* _Extracted data_
=======
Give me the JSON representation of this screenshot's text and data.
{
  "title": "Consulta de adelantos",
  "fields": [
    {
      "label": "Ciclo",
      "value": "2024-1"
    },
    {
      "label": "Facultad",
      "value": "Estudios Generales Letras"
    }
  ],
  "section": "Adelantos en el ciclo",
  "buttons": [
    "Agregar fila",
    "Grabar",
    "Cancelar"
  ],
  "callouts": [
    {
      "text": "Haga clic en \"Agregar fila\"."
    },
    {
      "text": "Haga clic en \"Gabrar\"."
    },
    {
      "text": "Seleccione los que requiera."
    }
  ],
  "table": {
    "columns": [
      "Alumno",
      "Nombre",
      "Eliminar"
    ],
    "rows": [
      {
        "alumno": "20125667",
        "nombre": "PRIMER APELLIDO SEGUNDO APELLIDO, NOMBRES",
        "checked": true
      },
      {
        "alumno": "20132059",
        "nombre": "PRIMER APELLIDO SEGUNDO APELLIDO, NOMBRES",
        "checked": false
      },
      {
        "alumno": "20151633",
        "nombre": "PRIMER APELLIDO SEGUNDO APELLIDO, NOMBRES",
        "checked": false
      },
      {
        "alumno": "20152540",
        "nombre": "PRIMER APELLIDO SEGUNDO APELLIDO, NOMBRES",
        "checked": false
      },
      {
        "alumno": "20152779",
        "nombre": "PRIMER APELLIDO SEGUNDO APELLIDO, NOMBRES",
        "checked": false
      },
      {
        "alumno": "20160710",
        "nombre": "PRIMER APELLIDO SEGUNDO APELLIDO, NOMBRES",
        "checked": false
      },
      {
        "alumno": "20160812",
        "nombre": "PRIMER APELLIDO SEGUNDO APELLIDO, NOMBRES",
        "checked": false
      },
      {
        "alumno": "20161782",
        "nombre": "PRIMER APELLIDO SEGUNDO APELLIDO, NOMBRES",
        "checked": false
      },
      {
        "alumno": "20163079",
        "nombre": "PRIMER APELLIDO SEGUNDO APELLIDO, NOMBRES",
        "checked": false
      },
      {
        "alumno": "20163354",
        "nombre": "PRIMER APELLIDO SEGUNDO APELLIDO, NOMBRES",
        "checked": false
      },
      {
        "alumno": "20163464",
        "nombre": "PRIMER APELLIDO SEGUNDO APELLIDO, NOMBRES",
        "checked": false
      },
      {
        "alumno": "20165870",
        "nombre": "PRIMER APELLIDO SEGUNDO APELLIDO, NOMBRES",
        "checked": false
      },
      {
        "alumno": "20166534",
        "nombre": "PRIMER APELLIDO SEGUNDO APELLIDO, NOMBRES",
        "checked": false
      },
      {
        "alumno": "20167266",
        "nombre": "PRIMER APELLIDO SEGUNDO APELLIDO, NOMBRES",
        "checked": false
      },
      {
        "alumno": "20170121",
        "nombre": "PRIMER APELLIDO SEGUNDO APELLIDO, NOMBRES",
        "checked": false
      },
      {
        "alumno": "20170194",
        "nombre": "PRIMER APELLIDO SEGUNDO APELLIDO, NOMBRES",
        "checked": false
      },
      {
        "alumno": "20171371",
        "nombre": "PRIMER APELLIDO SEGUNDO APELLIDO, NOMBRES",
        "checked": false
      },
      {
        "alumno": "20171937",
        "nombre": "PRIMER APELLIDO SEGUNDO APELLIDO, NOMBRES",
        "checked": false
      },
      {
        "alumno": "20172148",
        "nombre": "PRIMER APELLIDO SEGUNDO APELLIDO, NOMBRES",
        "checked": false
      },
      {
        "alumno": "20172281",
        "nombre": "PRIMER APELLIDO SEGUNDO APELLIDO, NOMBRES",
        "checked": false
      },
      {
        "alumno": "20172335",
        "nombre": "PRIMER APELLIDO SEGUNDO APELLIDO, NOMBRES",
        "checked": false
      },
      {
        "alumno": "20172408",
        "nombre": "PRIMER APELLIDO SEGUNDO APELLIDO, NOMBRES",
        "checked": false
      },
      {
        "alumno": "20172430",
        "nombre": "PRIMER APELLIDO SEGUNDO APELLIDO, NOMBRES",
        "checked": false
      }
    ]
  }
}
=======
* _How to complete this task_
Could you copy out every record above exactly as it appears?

* _Answer area_
Give me the JSON representation of this screenshot's text and data.
{
  "title": "Consulta de adelantos",
  "fields": [
    {
      "label": "Ciclo",
      "value": "2024-1"
    },
    {
      "label": "Facultad",
      "value": "Estudios Generales Letras"
    }
  ],
  "section": "Adelantos en el ciclo",
  "buttons": [
    "Agregar fila",
    "Grabar",
    "Cancelar"
  ],
  "callouts": [
    {
      "text": "Haga clic en \"Agregar fila\"."
    },
    {
      "text": "Haga clic en \"Gabrar\"."
    },
    {
      "text": "Seleccione los que requiera."
    }
  ],
  "table": {
    "columns": [
      "Alumno",
      "Nombre",
      "Eliminar"
    ],
    "rows": [
      {
        "alumno": "20125667",
        "nombre": "PRIMER APELLIDO SEGUNDO APELLIDO, NOMBRES",
        "checked": true
      },
      {
        "alumno": "20132059",
        "nombre": "PRIMER APELLIDO SEGUNDO APELLIDO, NOMBRES",
        "checked": false
      },
      {
        "alumno": "20151633",
        "nombre": "PRIMER APELLIDO SEGUNDO APELLIDO, NOMBRES",
        "checked": false
      },
      {
        "alumno": "20152540",
        "nombre": "PRIMER APELLIDO SEGUNDO APELLIDO, NOMBRES",
        "checked": false
      },
      {
        "alumno": "20152779",
        "nombre": "PRIMER APELLIDO SEGUNDO APELLIDO, NOMBRES",
        "checked": false
      },
      {
        "alumno": "20160710",
        "nombre": "PRIMER APELLIDO SEGUNDO APELLIDO, NOMBRES",
        "checked": false
      },
      {
        "alumno": "20160812",
        "nombre": "PRIMER APELLIDO SEGUNDO APELLIDO, NOMBRES",
        "checked": false
      },
      {
        "alumno": "20161782",
        "nombre": "PRIMER APELLIDO SEGUNDO APELLIDO, NOMBRES",
        "checked": false
      },
      {
        "alumno": "20163079",
        "nombre": "PRIMER APELLIDO SEGUNDO APELLIDO, NOMBRES",
        "checked": false
      },
      {
        "alumno": "20163354",
        "nombre": "PRIMER APELLIDO SEGUNDO APELLIDO, NOMBRES",
        "checked": false
      },
      {
        "alumno": "20163464",
        "nombre": "PRIMER APELLIDO SEGUNDO APELLIDO, NOMBRES",
        "checked": false
      },
      {
        "alumno": "20165870",
        "nombre": "PRIMER APELLIDO SEGUNDO APELLIDO, NOMBRES",
        "checked": false
      },
      {
        "alumno": "20166534",
        "nombre": "PRIMER APELLIDO SEGUNDO APELLIDO, NOMBRES",
        "checked": false
      },
      {
        "alumno": "20167266",
        "nombre": "PRIMER APELLIDO SEGUNDO APELLIDO, NOMBRES",
        "checked": false
      },
      {
        "alumno": "20170121",
        "nombre": "PRIMER APELLIDO SEGUNDO APELLIDO, NOMBRES",
        "checked": false
      },
      {
        "alumno": "20170194",
        "nombre": "PRIMER APELLIDO SEGUNDO APELLIDO, NOMBRES",
        "checked": false
      },
      {
        "alumno": "20171371",
        "nombre": "PRIMER APELLIDO SEGUNDO APELLIDO, NOMBRES",
        "checked": false
      },
      {
        "alumno": "20171937",
        "nombre": "PRIMER APELLIDO SEGUNDO APELLIDO, NOMBRES",
        "checked": false
      },
      {
        "alumno": "20172148",
        "nombre": "PRIMER APELLIDO SEGUNDO APELLIDO, NOMBRES",
        "checked": false
      },
      {
        "alumno": "20172281",
        "nombre": "PRIMER APELLIDO SEGUNDO APELLIDO, NOMBRES",
        "checked": false
      },
      {
        "alumno": "20172335",
        "nombre": "PRIMER APELLIDO SEGUNDO APELLIDO, NOMBRES",
        "checked": false
      },
      {
        "alumno": "20172408",
        "nombre": "PRIMER APELLIDO SEGUNDO APELLIDO, NOMBRES",
        "checked": false
      },
      {
        "alumno": "20172430",
        "nombre": "PRIMER APELLIDO SEGUNDO APELLIDO, NOMBRES",
        "checked": false
      }
    ]
  }
}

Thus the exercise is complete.